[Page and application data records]
BEGIN
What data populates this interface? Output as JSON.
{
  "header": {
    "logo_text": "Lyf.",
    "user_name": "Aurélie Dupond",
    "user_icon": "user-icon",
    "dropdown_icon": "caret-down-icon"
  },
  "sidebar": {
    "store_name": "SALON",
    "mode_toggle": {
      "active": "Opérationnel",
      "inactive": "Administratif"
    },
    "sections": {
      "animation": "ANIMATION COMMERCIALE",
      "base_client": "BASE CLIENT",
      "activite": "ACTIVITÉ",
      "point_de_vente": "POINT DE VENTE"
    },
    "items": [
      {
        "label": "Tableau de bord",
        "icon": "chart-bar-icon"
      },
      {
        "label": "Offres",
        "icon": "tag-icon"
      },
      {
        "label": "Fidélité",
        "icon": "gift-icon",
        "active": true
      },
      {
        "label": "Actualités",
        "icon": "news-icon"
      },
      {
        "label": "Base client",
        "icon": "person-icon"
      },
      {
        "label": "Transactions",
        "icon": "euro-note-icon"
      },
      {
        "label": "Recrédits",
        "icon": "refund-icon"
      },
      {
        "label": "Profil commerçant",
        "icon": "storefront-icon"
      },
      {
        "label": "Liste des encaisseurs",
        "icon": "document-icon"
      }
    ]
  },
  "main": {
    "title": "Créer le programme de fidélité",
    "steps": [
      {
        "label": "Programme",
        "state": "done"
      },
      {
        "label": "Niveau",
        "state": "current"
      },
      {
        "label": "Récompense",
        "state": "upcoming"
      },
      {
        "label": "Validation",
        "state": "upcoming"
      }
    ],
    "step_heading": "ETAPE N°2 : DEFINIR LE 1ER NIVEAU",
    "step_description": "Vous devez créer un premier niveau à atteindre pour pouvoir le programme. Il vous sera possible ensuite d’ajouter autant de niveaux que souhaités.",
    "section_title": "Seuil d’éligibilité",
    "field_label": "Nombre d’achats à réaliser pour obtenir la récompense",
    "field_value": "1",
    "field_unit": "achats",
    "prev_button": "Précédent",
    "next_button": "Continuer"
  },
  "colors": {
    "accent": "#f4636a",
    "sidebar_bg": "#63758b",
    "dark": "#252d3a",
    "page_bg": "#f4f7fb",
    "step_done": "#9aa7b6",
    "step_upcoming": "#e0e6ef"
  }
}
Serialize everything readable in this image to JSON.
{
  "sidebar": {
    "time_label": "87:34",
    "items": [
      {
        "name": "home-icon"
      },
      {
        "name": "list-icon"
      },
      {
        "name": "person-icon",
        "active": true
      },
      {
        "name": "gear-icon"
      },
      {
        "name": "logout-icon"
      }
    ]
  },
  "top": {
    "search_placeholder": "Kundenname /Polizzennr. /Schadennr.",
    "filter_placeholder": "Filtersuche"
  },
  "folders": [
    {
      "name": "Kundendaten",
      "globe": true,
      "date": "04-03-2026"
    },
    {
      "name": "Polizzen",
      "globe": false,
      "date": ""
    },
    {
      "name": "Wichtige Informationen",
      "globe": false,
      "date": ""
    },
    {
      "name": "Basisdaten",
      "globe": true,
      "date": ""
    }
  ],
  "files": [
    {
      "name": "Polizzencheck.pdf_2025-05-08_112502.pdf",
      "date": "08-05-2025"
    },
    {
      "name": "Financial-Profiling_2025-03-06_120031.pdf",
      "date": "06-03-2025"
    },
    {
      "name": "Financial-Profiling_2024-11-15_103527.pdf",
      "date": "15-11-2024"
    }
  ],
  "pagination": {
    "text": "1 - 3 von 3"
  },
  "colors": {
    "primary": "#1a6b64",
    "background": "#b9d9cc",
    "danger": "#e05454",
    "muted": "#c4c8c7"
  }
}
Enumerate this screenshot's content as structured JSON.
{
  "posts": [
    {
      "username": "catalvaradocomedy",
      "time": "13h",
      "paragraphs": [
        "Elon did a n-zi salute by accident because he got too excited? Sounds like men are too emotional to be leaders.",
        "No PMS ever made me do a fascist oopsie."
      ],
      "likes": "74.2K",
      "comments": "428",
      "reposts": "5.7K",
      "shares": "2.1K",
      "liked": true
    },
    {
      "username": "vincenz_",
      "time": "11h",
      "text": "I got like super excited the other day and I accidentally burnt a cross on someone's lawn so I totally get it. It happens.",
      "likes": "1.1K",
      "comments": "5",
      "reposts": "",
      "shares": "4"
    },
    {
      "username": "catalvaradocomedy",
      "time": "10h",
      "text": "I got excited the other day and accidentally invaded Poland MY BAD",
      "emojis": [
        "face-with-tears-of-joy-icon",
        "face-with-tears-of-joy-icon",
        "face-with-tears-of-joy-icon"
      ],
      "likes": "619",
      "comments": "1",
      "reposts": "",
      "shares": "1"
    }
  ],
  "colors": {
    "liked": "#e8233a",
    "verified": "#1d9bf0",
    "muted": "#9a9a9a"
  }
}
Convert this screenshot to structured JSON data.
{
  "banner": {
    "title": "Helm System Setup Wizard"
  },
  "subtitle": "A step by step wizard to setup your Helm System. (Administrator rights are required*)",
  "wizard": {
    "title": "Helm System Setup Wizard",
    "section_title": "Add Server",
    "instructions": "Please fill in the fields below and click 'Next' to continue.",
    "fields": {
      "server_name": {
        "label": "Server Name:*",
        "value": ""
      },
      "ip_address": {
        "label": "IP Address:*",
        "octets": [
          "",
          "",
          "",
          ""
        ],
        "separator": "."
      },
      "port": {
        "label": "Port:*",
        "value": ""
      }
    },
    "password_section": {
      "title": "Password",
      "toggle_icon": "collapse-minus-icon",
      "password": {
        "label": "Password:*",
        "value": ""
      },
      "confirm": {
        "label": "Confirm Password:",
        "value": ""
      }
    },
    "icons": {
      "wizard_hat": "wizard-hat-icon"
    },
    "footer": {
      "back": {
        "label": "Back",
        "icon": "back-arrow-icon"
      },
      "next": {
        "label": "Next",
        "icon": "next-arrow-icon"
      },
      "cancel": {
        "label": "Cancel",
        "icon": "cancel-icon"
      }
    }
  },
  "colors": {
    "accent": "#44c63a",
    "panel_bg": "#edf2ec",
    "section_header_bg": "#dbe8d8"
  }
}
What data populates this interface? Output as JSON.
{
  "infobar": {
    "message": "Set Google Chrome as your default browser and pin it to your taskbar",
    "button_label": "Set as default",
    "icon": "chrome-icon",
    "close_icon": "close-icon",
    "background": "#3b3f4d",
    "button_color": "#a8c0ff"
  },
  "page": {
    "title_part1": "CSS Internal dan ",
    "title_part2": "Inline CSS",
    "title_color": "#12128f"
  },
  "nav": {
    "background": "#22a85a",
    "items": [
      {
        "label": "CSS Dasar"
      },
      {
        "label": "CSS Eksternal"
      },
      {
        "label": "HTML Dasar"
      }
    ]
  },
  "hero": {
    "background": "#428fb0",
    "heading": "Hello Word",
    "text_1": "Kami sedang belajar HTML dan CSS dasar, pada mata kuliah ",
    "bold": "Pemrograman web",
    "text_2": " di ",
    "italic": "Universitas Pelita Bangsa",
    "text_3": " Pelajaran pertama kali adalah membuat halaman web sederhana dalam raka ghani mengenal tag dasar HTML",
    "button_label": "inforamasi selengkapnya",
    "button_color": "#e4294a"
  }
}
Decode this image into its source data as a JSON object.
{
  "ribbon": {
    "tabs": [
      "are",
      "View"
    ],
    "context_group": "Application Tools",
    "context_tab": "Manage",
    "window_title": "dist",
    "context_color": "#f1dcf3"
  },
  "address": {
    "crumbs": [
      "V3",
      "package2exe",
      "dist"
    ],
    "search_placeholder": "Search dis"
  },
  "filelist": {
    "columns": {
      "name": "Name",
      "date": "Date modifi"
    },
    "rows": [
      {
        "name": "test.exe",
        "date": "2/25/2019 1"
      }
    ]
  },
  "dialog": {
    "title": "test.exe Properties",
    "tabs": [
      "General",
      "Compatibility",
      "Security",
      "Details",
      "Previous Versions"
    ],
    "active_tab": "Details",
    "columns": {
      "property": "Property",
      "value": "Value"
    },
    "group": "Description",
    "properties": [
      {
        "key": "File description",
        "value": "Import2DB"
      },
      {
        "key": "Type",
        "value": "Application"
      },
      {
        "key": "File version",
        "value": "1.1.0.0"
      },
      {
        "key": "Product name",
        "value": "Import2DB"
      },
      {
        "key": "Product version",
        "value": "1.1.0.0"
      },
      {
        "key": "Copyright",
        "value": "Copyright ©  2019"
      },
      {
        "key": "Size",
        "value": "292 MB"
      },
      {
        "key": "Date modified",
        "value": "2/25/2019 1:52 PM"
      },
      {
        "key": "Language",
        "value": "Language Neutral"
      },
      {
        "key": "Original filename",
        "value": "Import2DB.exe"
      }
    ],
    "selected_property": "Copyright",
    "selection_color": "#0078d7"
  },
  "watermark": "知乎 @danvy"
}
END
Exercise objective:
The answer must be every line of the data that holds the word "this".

Answer area:
What data populates this interface? Output as JSON.
Serialize everything readable in this image to JSON.
Enumerate this screenshot's content as structured JSON.
Convert this screenshot to structured JSON data.
What data populates this interface? Output as JSON.
Decode this image into its source data as a JSON object.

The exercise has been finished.